An "excess of amity": Women's relationships on the Restoration and early eighteenth-century stage

Date of Completion

January 2008


Women's Studies|Theater|Literature, English|Gender Studies

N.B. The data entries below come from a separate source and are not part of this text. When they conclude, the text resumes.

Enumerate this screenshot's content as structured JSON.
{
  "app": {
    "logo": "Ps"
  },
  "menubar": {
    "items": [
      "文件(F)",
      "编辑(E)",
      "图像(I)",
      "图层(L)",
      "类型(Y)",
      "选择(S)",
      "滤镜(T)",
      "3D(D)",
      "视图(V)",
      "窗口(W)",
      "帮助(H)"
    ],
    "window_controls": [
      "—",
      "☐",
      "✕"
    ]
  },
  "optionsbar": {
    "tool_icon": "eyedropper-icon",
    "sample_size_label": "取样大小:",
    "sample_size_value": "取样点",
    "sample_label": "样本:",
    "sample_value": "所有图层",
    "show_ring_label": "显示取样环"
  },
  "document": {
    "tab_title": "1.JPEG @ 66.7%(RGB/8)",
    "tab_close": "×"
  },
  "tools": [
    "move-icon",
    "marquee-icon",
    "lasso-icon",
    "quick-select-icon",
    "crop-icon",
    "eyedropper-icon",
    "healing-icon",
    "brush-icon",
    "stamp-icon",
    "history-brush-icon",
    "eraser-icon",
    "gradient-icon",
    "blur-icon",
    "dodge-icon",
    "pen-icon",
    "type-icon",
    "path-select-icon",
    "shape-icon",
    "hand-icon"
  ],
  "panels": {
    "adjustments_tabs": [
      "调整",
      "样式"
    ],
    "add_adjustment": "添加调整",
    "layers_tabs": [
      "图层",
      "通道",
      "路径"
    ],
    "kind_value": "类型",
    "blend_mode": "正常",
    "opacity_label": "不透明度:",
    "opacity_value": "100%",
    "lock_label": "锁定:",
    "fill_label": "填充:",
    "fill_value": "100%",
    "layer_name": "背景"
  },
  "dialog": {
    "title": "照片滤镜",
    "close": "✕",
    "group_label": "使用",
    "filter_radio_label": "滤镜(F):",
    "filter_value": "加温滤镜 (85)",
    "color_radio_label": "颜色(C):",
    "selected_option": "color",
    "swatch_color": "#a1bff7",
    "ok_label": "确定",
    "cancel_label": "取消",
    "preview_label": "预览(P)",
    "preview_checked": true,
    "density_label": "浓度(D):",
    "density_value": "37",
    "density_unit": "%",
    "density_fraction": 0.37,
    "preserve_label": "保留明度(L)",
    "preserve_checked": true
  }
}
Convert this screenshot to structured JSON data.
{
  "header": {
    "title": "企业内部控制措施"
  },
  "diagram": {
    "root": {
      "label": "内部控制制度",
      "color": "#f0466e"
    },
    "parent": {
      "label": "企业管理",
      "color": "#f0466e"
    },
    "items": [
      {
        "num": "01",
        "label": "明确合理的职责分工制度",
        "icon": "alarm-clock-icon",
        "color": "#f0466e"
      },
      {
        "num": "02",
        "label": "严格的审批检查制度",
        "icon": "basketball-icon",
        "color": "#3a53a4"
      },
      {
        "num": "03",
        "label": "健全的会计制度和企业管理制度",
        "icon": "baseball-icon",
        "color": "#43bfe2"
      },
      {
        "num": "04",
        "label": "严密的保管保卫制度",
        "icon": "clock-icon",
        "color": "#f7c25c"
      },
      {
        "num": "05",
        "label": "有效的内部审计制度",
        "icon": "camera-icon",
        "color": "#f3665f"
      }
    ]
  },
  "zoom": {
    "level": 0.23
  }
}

This project considers the Restoration and early eighteenth-century theater's literal embodiment of discourses surrounding relationships between women. What exactly did it mean for an economically and socially heterogeneous audience to see and hear women exchanging oaths of fealty, warm embraces, and declarations of love? Unlike the safer world of fiction, the period's intimate and interactive theater entailed an immediacy that bred feelings of identification and exposure between players on the stage and audience members in the pit and box. By examining the types of relationships between women that were allowed to be staged amidst such dramatic transference, we can realize more fully the period's shifting and at times contradictory attitudes about those relationships and about women in general. From a socio-historical perspective, I first trace how cultural stereotypes about women find expression in the women-as-competitors trope that occurs prolifically in the period's comedy and tragedy. In the remainder of my project, I consider those texts which offer moments that undercut or dismantle this trope. Informed by performance and queer theory, I explore these representational fissures as they occur across a continuum of desire that includes homosocial, homoerotic, and homosexual expressions. Examining plays by canonical dramatists (such as Wycherley and Congreve) and less canonical dramatists (such as Pix and Trotter), I argue that the drama from 1660 to 1732 gave early voice to the period's increasingly ambivalent discourses on female communities, romantic friendships, and sexual transgressions. ^